Again, thank you for commenting. I have reproduced some snippets of your just-published comment below and wish to comment on them as a whole.

If your approach is superior to the techniques I have developed and my experience, why have the NWS's own tornado warning statistics cratered the last ten years?

The 2012-2020 numbers are approximately equal to the numbers in the mid-90's. In most of science the goal is to get better with time. Instead, the NWS has regressed by about twenty years (note: NWS hurricane warnings have improved during this period). The figure below is from my May 21 piece on this topic in the Washington Post, https://www.washingtonpost.com/weather/2021/05/21/joplin-tornado-warning-improvement-nws/ .
Screen Shot 2021-08-04 at 1.19.32 PM.png
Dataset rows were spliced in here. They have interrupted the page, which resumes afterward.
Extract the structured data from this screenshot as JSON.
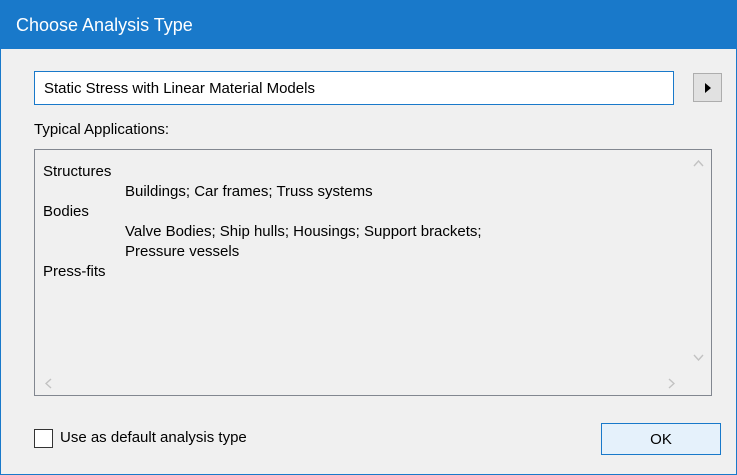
{
  "window": {
    "title": "Choose Analysis Type",
    "accent_color": "#1979ca"
  },
  "analysis_type": {
    "value": "Static Stress with Linear Material Models",
    "menu_button_icon": "triangle-right-icon"
  },
  "typical_applications": {
    "label": "Typical Applications:",
    "lines": [
      {
        "text": "Structures",
        "indent": false
      },
      {
        "text": "Buildings; Car frames; Truss systems",
        "indent": true
      },
      {
        "text": "Bodies",
        "indent": false
      },
      {
        "text": "Valve Bodies; Ship hulls; Housings; Support brackets;",
        "indent": true
      },
      {
        "text": "Pressure vessels",
        "indent": true
      },
      {
        "text": "Press-fits",
        "indent": false
      }
    ]
  },
  "footer": {
    "default_checkbox_label": "Use as default analysis type",
    "default_checked": false,
    "ok_label": "OK"
  }
}
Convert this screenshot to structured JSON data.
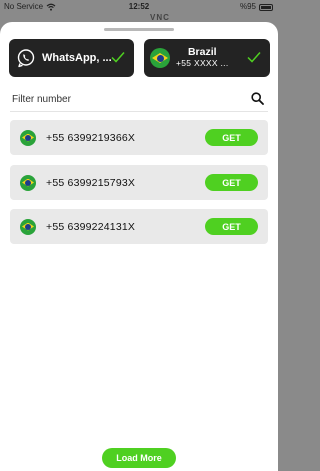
{
  "status_bar": {
    "carrier": "No Service",
    "time": "12:52",
    "battery": "%95"
  },
  "background": {
    "peek_logo": "VNC"
  },
  "service_selector": {
    "label": "WhatsApp, ...",
    "icon": "whatsapp-icon"
  },
  "country_selector": {
    "name": "Brazil",
    "code": "+55 XXXX ..."
  },
  "filter": {
    "placeholder": "Filter number",
    "value": ""
  },
  "numbers": [
    {
      "number": "+55 6399219366X",
      "action": "GET"
    },
    {
      "number": "+55 6399215793X",
      "action": "GET"
    },
    {
      "number": "+55 6399224131X",
      "action": "GET"
    }
  ],
  "load_more_label": "Load More",
  "colors": {
    "accent": "#4fd021",
    "selector_bg": "#232323",
    "row_bg": "#e9e9e9"
  }
}
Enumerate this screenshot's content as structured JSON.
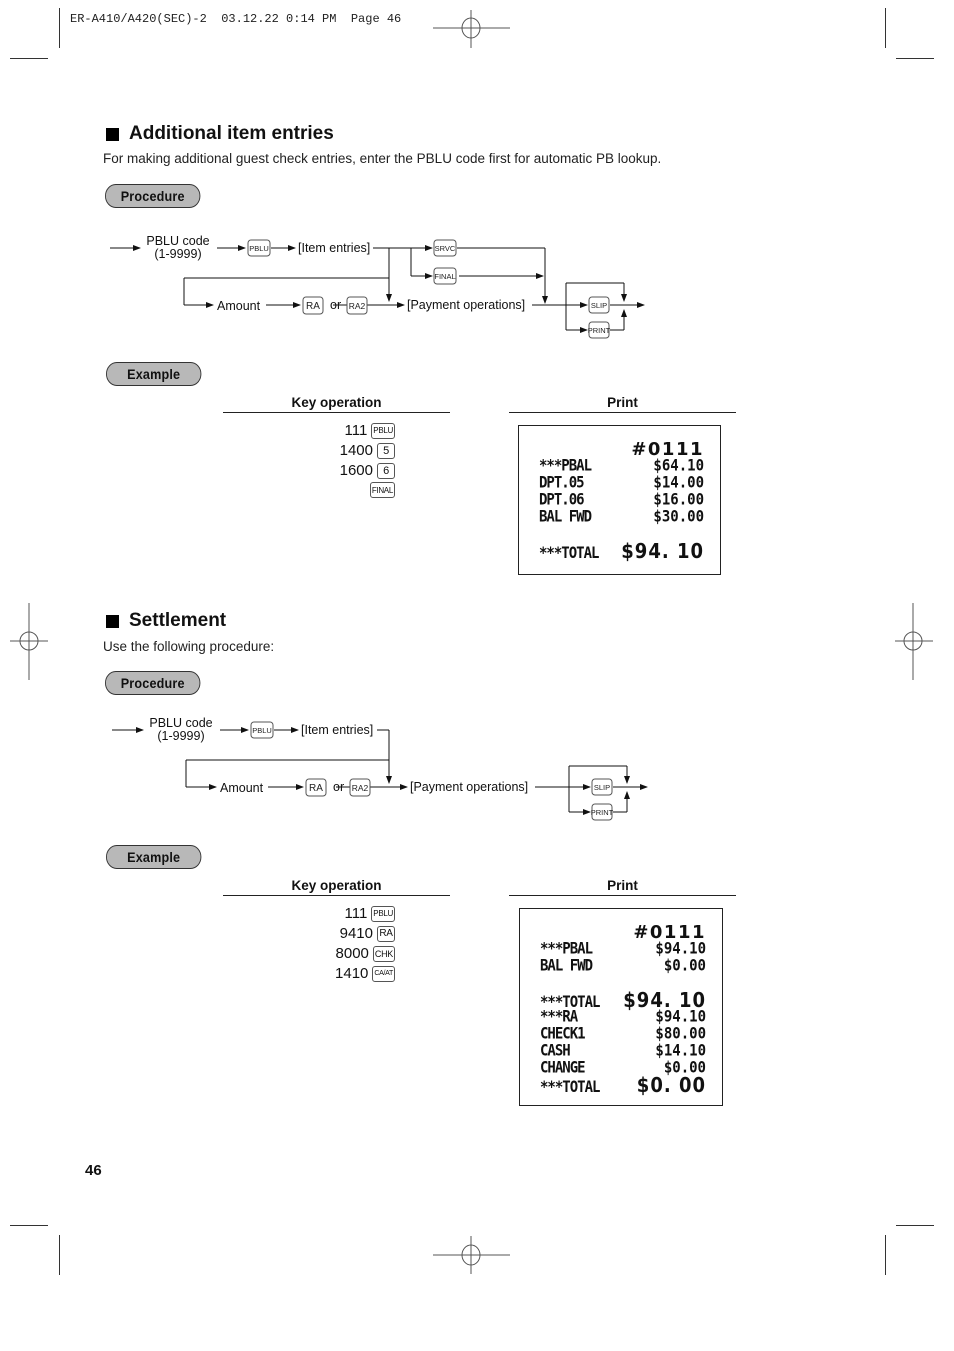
{
  "header": {
    "slug": "ER-A410/A420(SEC)-2  03.12.22 0:14 PM  Page 46"
  },
  "sections": [
    {
      "title": "Additional item entries",
      "description": "For making additional guest check entries, enter the PBLU code first for automatic PB lookup.",
      "procedure_label": "Procedure",
      "flow": {
        "start_label": "PBLU code",
        "start_range": "(1-9999)",
        "pblu_key": "PBLU",
        "item_entries": "[Item entries]",
        "srvc_key": "SRVC",
        "final_key": "FINAL",
        "amount": "Amount",
        "ra_key": "RA",
        "or": "or",
        "ra2_key": "RA2",
        "payment": "[Payment operations]",
        "slip_key": "SLIP",
        "print_key": "PRINT"
      },
      "example_label": "Example",
      "key_operation_header": "Key operation",
      "print_header": "Print",
      "key_ops": [
        {
          "value": "111",
          "key": "PBLU"
        },
        {
          "value": "1400",
          "key": "5"
        },
        {
          "value": "1600",
          "key": "6"
        },
        {
          "value": "",
          "key": "FINAL"
        }
      ],
      "receipt": {
        "header": "#0111",
        "lines": [
          {
            "label": "***PBAL",
            "amount": "$64.10"
          },
          {
            "label": "DPT.05",
            "amount": "$14.00"
          },
          {
            "label": "DPT.06",
            "amount": "$16.00"
          },
          {
            "label": "BAL FWD",
            "amount": "$30.00"
          },
          {
            "label": "***TOTAL",
            "amount": "$94. 10"
          }
        ]
      }
    },
    {
      "title": "Settlement",
      "description": "Use the following procedure:",
      "procedure_label": "Procedure",
      "flow": {
        "start_label": "PBLU code",
        "start_range": "(1-9999)",
        "pblu_key": "PBLU",
        "item_entries": "[Item entries]",
        "amount": "Amount",
        "ra_key": "RA",
        "or": "or",
        "ra2_key": "RA2",
        "payment": "[Payment operations]",
        "slip_key": "SLIP",
        "print_key": "PRINT"
      },
      "example_label": "Example",
      "key_operation_header": "Key operation",
      "print_header": "Print",
      "key_ops": [
        {
          "value": "111",
          "key": "PBLU"
        },
        {
          "value": "9410",
          "key": "RA"
        },
        {
          "value": "8000",
          "key": "CHK"
        },
        {
          "value": "1410",
          "key": "CA/AT"
        }
      ],
      "receipt": {
        "header": "#0111",
        "lines": [
          {
            "label": "***PBAL",
            "amount": "$94.10"
          },
          {
            "label": "BAL FWD",
            "amount": "$0.00"
          },
          {
            "label": "***TOTAL",
            "amount": "$94. 10"
          },
          {
            "label": "***RA",
            "amount": "$94.10"
          },
          {
            "label": "CHECK1",
            "amount": "$80.00"
          },
          {
            "label": "CASH",
            "amount": "$14.10"
          },
          {
            "label": "CHANGE",
            "amount": "$0.00"
          },
          {
            "label": "***TOTAL",
            "amount": "$0. 00"
          }
        ]
      }
    }
  ],
  "footer": {
    "page_number": "46"
  }
}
If the many examples I have produced are not sufficient, here is another example of a completely unwarned Lake City EF-3 -- no severe thunderstorm or tornado warning. This was the first tornado of the day at the beginning of the underforecasted regional outbreak in Iowa on July 14. Below is my tweet trying to let people in the path of the supercell they were in danger.
Lake City Iowa tornado tweet, July 14, 2021.png
I provided by Twitter followers with +4 minutes of lead time. The NWS lead time was -5 minutes as the tornado moved into Lake City.

While I think I understand what you are saying, I wish to confirm: When you wrote, "IF you would have issued a tornado warning at that time..." You aren't suggesting that I issue my own tornado warnings, are you? When the NWS is clearly missing a major, and obvious, tornado situation, I feel an obligation to let my followers know but I would be extremely hesitant to call them "tornado warnings" as I do not wish to cause confusion with the NWS. Do you disagree?

As to, "folks reading this thread can have a proper view of the situation," I would say this: The National Weather Service's tornado warning program has serious issues at this time. The reasons are not clear to me. That is why we desperately need a National Disaster Review Board -- modeled on the highly successful NTSB -- to, 1) review the performance of all parties when a major disaster occurs and to make recommendations for improvement, and to 2) take over warning verification from the NWS. Perhaps tornado warnings are simpler than the NWS is making them these days.

Again, thank you for the respectful dialog.

Best wishes,

Mike Smith

An interesting approach after I said "experience does not equal expertise".

folks reading this thread can have a proper view of the situation.

If you would have issued a tornado warning at that time as you said, you would have clearly been correct.

I can't say what you experience was/is wrong. However, your experiences (or anyone's for that matter) are not an objective measure of reality. If you disagree with the research, produce your own objective, peer-reviewed counter argument.